**What you should do:** No images, please. Copy each entry below exactly as it reads.

The input section start

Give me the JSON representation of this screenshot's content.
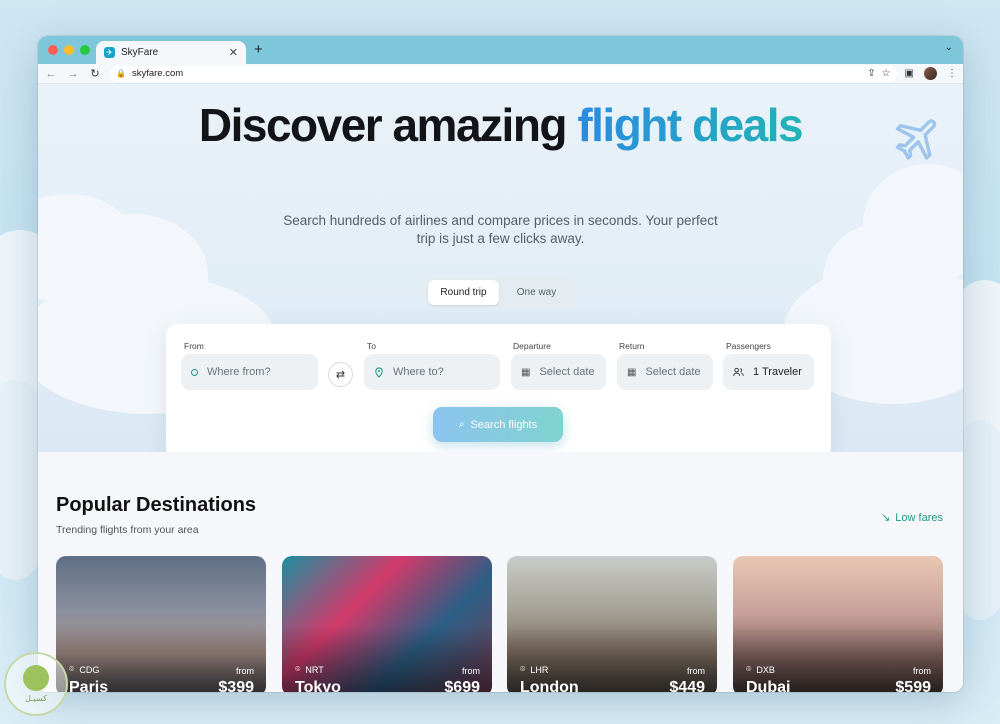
{
  "browser": {
    "tab_title": "SkyFare",
    "new_tab_label": "+",
    "url": "skyfare.com"
  },
  "hero": {
    "headline_part1": "Discover amazing",
    "headline_part2": "flight deals",
    "subheadline": "Search hundreds of airlines and compare prices in seconds. Your perfect trip is just a few clicks away.",
    "trip_types": [
      "Round trip",
      "One way"
    ],
    "selected_trip_type": "Round trip"
  },
  "search": {
    "from_label": "From",
    "from_placeholder": "Where from?",
    "to_label": "To",
    "to_placeholder": "Where to?",
    "departure_label": "Departure",
    "departure_value": "Select date",
    "return_label": "Return",
    "return_value": "Select date",
    "passengers_label": "Passengers",
    "passengers_value": "1 Traveler",
    "search_button": "Search flights"
  },
  "popular": {
    "title": "Popular Destinations",
    "subtitle": "Trending flights from your area",
    "low_fares_link": "Low fares",
    "from_label": "from",
    "destinations": [
      {
        "code": "CDG",
        "city": "Paris",
        "price": "$399"
      },
      {
        "code": "NRT",
        "city": "Tokyo",
        "price": "$699"
      },
      {
        "code": "LHR",
        "city": "London",
        "price": "$449"
      },
      {
        "code": "DXB",
        "city": "Dubai",
        "price": "$599"
      }
    ]
  },
  "watermark": {
    "text": "كسيـل"
  },
  "colors": {
    "accent_teal": "#1d9a86",
    "accent_blue": "#2a8be0",
    "tab_bar": "#7ec6d9"
  }
}
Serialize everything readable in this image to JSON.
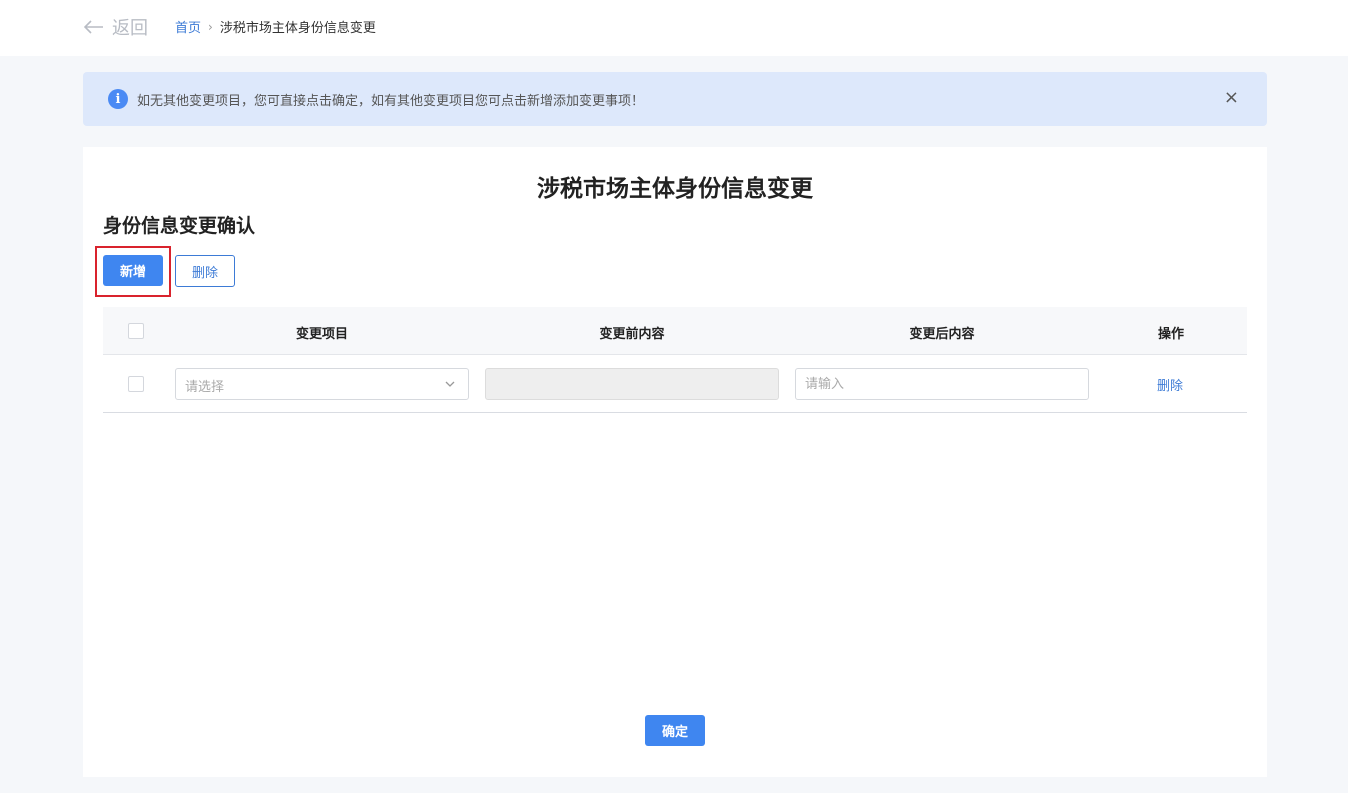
{
  "header": {
    "back_label": "返回",
    "breadcrumb": {
      "home": "首页",
      "separator": "›",
      "current": "涉税市场主体身份信息变更"
    }
  },
  "notice": {
    "icon": "info-icon",
    "message": "如无其他变更项目，您可直接点击确定，如有其他变更项目您可点击新增添加变更事项！",
    "close_label": "×"
  },
  "page": {
    "title": "涉税市场主体身份信息变更",
    "section_title": "身份信息变更确认"
  },
  "toolbar": {
    "add_label": "新增",
    "delete_label": "删除"
  },
  "table": {
    "columns": [
      "变更项目",
      "变更前内容",
      "变更后内容",
      "操作"
    ],
    "rows": [
      {
        "item_placeholder": "请选择",
        "before_value": "",
        "after_placeholder": "请输入",
        "action_label": "删除"
      }
    ]
  },
  "footer": {
    "confirm_label": "确定"
  },
  "colors": {
    "primary": "#3f86f0",
    "link": "#3d7bd6",
    "notice_bg": "#dde8fb",
    "highlight_border": "#d9232d"
  }
}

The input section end

**Solution to the problem:**
Give me the JSON representation of this screenshot's content.
{
  "browser": {
    "tab_title": "SkyFare",
    "new_tab_label": "+",
    "url": "skyfare.com"
  },
  "hero": {
    "headline_part1": "Discover amazing",
    "headline_part2": "flight deals",
    "subheadline": "Search hundreds of airlines and compare prices in seconds. Your perfect trip is just a few clicks away.",
    "trip_types": [
      "Round trip",
      "One way"
    ],
    "selected_trip_type": "Round trip"
  },
  "search": {
    "from_label": "From",
    "from_placeholder": "Where from?",
    "to_label": "To",
    "to_placeholder": "Where to?",
    "departure_label": "Departure",
    "departure_value": "Select date",
    "return_label": "Return",
    "return_value": "Select date",
    "passengers_label": "Passengers",
    "passengers_value": "1 Traveler",
    "search_button": "Search flights"
  },
  "popular": {
    "title": "Popular Destinations",
    "subtitle": "Trending flights from your area",
    "low_fares_link": "Low fares",
    "from_label": "from",
    "destinations": [
      {
        "code": "CDG",
        "city": "Paris",
        "price": "$399"
      },
      {
        "code": "NRT",
        "city": "Tokyo",
        "price": "$699"
      },
      {
        "code": "LHR",
        "city": "London",
        "price": "$449"
      },
      {
        "code": "DXB",
        "city": "Dubai",
        "price": "$599"
      }
    ]
  },
  "watermark": {
    "text": "كسيـل"
  },
  "colors": {
    "accent_teal": "#1d9a86",
    "accent_blue": "#2a8be0",
    "tab_bar": "#7ec6d9"
  }
}
Serialize everything readable in this image to JSON.
{
  "header": {
    "back_label": "返回",
    "breadcrumb": {
      "home": "首页",
      "separator": "›",
      "current": "涉税市场主体身份信息变更"
    }
  },
  "notice": {
    "icon": "info-icon",
    "message": "如无其他变更项目，您可直接点击确定，如有其他变更项目您可点击新增添加变更事项！",
    "close_label": "×"
  },
  "page": {
    "title": "涉税市场主体身份信息变更",
    "section_title": "身份信息变更确认"
  },
  "toolbar": {
    "add_label": "新增",
    "delete_label": "删除"
  },
  "table": {
    "columns": [
      "变更项目",
      "变更前内容",
      "变更后内容",
      "操作"
    ],
    "rows": [
      {
        "item_placeholder": "请选择",
        "before_value": "",
        "after_placeholder": "请输入",
        "action_label": "删除"
      }
    ]
  },
  "footer": {
    "confirm_label": "确定"
  },
  "colors": {
    "primary": "#3f86f0",
    "link": "#3d7bd6",
    "notice_bg": "#dde8fb",
    "highlight_border": "#d9232d"
  }
}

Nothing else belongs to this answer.